Work to be completed:
Each line below that contains the word "runtime" must be copied.

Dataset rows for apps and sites
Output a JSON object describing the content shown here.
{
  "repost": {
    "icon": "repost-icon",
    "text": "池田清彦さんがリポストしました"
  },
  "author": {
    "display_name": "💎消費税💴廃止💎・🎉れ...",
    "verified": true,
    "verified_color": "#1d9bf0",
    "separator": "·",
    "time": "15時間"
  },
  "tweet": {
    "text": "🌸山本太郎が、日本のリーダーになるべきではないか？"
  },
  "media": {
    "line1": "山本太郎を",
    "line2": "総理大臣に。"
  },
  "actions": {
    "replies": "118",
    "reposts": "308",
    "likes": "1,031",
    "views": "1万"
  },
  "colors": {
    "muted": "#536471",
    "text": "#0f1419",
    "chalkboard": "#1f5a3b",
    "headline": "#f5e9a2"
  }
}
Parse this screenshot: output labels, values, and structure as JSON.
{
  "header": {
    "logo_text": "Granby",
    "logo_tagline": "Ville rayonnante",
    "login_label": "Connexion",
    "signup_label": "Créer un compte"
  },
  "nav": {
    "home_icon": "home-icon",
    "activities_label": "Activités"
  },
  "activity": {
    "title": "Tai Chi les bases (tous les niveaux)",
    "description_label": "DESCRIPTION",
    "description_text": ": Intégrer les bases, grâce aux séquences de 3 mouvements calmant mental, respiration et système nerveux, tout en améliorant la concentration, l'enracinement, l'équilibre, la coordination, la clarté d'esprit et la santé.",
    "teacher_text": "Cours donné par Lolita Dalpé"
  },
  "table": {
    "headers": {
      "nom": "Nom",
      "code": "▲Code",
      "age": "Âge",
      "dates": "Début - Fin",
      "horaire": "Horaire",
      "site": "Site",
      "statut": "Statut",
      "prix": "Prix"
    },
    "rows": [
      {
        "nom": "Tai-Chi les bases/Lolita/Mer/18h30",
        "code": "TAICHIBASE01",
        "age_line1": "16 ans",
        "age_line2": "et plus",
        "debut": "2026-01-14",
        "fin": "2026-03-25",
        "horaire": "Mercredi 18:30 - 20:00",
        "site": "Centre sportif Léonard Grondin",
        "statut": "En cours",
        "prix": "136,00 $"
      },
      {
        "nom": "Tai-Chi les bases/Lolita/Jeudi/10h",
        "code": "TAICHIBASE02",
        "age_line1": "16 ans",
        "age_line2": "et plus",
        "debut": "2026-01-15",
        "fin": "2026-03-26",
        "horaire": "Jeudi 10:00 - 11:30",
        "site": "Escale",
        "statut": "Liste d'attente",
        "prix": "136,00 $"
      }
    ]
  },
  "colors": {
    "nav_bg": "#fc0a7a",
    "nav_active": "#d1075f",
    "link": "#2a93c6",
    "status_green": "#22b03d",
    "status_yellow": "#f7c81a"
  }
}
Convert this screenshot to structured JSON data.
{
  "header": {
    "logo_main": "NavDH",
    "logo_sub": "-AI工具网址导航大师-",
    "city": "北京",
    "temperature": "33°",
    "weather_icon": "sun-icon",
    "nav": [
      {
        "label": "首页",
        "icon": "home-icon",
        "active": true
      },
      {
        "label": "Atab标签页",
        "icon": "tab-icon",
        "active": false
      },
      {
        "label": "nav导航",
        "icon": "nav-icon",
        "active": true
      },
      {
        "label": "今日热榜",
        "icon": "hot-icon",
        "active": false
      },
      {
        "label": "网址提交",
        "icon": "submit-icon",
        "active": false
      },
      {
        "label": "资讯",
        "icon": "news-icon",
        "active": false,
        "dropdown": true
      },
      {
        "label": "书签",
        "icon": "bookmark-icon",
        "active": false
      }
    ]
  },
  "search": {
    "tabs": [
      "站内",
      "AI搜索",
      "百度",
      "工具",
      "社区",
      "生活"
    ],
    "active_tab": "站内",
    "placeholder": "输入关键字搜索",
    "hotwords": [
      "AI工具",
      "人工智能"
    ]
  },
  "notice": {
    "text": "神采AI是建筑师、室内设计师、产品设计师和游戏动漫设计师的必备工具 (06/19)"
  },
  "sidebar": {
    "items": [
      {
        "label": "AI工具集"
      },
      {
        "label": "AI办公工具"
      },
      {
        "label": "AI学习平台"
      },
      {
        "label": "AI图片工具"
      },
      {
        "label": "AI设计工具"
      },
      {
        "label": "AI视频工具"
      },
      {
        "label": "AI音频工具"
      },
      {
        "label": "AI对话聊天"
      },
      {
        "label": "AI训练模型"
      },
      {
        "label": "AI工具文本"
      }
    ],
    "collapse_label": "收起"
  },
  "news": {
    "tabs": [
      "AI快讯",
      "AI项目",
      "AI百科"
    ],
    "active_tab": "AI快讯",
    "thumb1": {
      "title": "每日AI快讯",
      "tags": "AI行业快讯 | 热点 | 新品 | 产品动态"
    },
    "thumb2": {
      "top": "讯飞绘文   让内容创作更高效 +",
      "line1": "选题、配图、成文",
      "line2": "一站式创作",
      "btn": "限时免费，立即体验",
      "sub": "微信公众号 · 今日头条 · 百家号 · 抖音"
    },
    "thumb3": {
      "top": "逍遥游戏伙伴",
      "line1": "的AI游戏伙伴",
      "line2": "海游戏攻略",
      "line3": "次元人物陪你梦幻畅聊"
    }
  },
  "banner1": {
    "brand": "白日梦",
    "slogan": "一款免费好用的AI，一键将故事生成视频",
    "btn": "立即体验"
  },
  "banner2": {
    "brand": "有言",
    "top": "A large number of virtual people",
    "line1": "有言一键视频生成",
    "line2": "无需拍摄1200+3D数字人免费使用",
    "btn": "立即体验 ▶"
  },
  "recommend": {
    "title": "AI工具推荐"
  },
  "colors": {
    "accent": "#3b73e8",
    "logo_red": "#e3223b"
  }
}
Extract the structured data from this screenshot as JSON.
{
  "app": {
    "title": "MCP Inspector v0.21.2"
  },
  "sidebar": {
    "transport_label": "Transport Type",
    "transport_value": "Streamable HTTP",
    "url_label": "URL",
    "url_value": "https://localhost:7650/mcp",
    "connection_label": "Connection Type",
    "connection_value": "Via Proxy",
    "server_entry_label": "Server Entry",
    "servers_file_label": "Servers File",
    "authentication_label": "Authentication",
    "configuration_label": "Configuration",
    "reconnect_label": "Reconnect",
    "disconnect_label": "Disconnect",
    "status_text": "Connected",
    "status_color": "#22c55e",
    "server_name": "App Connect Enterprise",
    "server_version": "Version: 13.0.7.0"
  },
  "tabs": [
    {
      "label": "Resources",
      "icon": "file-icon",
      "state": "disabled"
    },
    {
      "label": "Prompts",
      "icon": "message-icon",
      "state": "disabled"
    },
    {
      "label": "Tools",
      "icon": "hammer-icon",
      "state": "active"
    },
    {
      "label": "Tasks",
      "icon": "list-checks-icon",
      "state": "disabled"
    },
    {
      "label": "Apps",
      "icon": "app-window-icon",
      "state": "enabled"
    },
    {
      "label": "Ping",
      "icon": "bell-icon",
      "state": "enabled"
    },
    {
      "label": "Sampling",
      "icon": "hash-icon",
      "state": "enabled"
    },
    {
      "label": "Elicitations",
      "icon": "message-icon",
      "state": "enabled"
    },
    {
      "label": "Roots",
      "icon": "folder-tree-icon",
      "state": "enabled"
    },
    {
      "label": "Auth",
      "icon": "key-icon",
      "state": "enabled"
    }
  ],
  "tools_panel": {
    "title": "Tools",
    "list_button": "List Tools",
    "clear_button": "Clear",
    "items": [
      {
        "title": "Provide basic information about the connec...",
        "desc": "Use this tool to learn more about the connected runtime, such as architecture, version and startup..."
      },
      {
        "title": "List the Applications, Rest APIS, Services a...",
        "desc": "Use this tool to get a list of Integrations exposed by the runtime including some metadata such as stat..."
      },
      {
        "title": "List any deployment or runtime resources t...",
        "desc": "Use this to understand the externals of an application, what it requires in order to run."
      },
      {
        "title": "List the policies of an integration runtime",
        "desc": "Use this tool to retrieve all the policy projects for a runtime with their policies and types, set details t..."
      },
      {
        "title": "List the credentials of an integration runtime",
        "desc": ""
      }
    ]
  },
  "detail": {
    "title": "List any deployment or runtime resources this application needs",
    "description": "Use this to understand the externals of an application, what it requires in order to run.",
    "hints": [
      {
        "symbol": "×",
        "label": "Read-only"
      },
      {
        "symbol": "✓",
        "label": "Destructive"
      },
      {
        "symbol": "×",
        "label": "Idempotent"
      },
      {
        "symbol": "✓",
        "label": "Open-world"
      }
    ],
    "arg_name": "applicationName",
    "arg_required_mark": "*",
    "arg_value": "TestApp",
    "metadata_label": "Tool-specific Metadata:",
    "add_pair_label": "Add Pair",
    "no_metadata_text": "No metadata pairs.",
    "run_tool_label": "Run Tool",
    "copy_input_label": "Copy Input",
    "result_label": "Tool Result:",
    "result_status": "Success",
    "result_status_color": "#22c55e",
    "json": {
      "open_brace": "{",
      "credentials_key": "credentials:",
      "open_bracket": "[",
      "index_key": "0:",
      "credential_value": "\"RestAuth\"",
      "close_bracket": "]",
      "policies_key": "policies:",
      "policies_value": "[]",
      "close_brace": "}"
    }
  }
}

Exercise result:
        "desc": "Use this tool to learn more about the connected runtime, such as architecture, version and startup..."
        "desc": "Use this tool to get a list of Integrations exposed by the runtime including some metadata such as stat..."
        "title": "List any deployment or runtime resources t...",
        "title": "List the policies of an integration runtime",
        "desc": "Use this tool to retrieve all the policy projects for a runtime with their policies and types, set details t..."
        "title": "List the credentials of an integration runtime",
    "title": "List any deployment or runtime resources this application needs",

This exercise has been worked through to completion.